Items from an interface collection
---
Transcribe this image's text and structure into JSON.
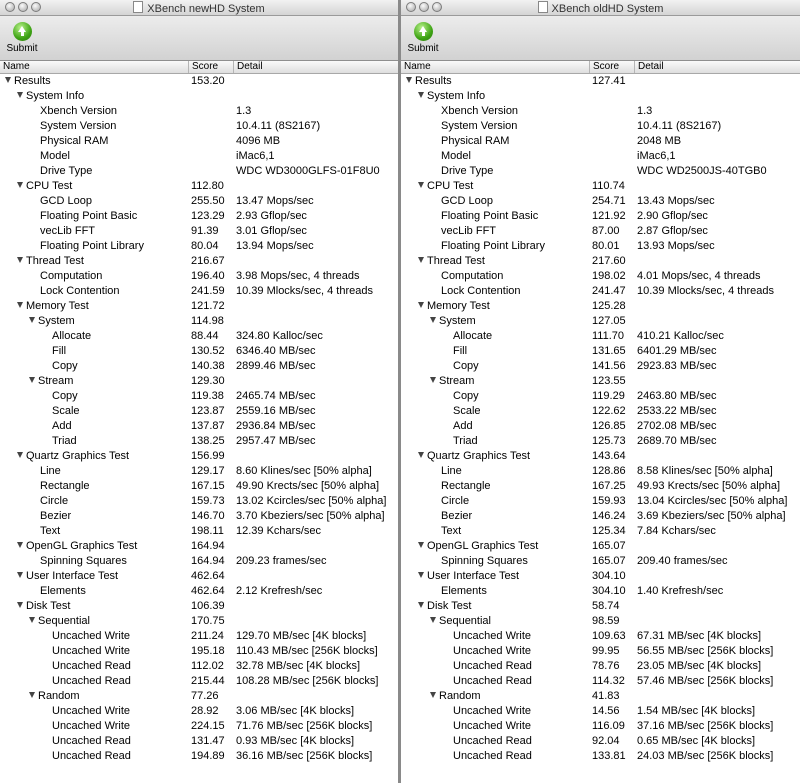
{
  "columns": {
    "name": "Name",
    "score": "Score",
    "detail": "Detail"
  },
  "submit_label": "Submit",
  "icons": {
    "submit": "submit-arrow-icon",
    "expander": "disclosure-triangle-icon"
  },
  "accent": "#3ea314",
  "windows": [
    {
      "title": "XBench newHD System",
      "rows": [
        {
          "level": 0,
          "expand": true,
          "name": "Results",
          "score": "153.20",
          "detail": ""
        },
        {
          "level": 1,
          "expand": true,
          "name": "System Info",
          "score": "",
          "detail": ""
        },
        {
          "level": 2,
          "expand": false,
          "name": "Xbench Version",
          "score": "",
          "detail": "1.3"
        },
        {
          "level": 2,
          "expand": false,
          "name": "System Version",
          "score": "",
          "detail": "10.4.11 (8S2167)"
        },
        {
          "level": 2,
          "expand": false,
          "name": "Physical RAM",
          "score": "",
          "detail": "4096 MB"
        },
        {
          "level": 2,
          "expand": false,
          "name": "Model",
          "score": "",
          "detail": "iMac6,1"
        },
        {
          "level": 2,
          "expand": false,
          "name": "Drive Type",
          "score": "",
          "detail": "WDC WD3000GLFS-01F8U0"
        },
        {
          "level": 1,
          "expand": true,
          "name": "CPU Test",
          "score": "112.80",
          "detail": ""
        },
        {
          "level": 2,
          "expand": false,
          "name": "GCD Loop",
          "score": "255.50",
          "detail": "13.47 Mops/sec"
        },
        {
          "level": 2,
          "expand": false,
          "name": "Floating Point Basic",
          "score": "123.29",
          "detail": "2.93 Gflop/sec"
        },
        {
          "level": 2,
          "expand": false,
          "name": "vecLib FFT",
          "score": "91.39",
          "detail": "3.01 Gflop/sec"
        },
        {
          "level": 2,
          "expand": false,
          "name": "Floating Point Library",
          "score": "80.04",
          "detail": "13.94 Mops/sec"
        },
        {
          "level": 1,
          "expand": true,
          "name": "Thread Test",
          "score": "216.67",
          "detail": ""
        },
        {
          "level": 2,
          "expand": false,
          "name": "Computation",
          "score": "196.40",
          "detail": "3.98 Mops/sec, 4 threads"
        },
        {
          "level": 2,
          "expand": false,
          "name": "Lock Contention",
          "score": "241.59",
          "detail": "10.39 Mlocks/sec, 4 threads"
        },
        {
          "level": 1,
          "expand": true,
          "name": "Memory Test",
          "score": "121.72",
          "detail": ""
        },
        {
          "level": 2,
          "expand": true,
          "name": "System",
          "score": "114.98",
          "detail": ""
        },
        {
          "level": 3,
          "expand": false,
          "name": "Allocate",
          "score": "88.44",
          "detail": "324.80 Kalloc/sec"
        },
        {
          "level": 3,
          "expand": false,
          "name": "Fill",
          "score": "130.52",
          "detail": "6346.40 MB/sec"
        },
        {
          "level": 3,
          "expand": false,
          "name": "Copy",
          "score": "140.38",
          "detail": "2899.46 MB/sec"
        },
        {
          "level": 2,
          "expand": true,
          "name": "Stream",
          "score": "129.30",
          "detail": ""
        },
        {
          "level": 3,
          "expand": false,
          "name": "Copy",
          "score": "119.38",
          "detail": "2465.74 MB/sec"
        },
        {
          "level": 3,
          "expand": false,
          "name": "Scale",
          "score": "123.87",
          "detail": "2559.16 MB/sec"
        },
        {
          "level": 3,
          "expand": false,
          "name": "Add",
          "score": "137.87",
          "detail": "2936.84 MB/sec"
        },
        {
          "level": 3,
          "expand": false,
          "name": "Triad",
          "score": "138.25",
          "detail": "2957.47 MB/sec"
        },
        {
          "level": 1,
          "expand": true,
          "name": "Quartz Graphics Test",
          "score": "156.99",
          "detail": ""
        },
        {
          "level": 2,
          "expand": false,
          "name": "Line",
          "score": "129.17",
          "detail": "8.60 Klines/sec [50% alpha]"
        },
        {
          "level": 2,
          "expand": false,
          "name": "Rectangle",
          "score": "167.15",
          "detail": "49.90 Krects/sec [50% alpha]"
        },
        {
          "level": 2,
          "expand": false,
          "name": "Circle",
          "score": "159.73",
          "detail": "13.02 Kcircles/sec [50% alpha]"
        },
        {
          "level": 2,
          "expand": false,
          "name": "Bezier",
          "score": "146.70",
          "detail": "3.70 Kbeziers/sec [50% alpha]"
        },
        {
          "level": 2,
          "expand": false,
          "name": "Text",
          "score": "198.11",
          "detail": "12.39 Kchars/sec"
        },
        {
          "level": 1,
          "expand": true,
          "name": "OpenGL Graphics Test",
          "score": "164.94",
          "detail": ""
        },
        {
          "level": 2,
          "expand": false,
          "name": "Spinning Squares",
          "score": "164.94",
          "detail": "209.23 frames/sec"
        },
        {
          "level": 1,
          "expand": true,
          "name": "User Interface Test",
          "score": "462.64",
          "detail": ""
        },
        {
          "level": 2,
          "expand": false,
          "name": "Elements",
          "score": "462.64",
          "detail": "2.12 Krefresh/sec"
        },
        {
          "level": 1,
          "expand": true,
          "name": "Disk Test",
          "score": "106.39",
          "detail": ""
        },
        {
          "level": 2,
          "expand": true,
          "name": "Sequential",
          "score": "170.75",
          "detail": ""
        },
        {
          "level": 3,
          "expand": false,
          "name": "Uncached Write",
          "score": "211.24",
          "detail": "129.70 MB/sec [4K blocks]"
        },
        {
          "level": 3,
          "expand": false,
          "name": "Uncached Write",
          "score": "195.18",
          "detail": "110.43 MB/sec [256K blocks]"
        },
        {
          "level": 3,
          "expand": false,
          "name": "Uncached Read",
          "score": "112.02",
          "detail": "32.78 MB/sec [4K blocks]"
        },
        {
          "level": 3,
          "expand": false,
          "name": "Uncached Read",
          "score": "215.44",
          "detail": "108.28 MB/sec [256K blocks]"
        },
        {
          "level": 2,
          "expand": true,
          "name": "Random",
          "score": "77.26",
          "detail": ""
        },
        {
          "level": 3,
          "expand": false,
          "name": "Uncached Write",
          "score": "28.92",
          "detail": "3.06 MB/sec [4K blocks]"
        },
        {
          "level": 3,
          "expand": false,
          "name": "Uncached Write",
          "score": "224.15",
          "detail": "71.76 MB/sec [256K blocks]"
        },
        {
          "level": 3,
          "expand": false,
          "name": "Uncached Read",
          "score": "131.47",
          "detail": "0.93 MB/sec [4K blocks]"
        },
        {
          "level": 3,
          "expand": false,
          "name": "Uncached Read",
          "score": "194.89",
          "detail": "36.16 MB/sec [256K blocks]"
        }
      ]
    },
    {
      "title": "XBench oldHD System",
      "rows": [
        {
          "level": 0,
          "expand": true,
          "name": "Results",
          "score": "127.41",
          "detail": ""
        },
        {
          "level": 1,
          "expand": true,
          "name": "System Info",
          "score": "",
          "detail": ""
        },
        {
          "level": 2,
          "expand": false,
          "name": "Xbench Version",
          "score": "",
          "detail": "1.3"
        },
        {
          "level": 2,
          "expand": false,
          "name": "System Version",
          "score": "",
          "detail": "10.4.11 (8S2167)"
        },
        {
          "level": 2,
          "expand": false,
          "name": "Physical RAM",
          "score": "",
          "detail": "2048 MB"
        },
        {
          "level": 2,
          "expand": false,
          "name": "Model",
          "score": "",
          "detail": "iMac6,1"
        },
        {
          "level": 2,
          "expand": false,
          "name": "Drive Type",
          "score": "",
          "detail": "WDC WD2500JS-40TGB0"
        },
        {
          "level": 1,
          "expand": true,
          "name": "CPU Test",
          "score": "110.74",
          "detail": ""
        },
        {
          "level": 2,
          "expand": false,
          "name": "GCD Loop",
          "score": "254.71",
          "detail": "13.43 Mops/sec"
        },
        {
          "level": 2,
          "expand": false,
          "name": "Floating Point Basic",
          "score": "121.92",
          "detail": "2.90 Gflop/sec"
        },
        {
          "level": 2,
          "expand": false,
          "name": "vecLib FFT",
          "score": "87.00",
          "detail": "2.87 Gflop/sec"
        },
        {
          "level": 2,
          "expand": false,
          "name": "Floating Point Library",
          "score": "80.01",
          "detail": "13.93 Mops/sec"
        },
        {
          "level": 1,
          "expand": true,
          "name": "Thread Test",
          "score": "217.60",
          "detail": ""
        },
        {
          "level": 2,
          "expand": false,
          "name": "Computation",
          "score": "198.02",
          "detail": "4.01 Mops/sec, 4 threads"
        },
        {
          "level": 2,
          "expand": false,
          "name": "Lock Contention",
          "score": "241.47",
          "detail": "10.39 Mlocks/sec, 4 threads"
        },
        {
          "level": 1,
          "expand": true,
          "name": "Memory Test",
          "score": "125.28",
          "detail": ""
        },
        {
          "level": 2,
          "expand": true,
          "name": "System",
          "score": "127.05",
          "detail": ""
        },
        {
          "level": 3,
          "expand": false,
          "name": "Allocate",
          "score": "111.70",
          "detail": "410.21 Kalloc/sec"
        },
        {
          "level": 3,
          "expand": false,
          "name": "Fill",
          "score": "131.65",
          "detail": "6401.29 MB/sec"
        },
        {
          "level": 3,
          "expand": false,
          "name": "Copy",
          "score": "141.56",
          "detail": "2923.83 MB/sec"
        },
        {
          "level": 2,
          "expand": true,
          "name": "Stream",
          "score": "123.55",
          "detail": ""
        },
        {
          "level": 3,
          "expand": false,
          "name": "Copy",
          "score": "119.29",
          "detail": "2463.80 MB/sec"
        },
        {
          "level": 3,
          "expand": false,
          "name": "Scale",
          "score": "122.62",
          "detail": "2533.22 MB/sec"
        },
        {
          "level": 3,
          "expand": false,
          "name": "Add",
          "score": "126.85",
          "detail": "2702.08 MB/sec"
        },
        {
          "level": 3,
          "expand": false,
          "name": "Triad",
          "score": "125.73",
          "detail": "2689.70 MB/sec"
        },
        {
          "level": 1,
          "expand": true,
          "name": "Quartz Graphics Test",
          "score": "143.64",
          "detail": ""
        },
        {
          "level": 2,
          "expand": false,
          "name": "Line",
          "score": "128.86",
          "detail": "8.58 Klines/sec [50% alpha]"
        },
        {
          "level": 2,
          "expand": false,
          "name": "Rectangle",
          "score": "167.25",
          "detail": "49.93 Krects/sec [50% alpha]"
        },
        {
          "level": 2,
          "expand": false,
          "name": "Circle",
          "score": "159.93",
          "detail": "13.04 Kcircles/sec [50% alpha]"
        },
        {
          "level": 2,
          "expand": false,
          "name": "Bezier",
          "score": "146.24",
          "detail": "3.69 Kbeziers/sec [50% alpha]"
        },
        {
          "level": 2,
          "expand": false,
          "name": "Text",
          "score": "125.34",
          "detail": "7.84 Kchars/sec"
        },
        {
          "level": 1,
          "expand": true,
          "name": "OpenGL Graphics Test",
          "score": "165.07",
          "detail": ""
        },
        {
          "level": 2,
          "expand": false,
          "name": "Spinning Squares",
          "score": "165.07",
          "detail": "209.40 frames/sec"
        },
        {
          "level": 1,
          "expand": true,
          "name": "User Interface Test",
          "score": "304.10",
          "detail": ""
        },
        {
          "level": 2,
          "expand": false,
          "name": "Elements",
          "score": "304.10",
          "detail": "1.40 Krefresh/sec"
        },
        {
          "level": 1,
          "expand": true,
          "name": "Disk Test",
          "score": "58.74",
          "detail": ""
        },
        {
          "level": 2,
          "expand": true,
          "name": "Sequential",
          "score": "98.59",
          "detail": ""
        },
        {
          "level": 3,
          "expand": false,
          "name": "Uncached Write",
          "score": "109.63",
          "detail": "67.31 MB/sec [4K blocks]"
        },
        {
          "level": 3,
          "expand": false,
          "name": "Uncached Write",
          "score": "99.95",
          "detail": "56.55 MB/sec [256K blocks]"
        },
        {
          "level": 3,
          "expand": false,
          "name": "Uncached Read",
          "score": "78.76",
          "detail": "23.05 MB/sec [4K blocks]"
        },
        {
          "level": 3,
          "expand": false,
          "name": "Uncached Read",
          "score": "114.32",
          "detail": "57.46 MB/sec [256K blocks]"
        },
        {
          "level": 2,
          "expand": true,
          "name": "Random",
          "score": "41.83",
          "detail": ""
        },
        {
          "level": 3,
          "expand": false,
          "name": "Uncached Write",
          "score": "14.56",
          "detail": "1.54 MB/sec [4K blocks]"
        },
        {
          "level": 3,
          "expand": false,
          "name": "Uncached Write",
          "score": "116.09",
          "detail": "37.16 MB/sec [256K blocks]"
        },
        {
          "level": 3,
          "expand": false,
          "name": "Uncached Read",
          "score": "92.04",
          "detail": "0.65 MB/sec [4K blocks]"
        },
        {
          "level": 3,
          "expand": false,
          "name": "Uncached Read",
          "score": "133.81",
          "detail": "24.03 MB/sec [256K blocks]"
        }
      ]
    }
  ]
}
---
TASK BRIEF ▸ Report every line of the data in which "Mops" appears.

WRITTEN REPLY ▸
          "detail": "13.47 Mops/sec"
          "detail": "13.94 Mops/sec"
          "detail": "3.98 Mops/sec, 4 threads"
          "detail": "13.43 Mops/sec"
          "detail": "13.93 Mops/sec"
          "detail": "4.01 Mops/sec, 4 threads"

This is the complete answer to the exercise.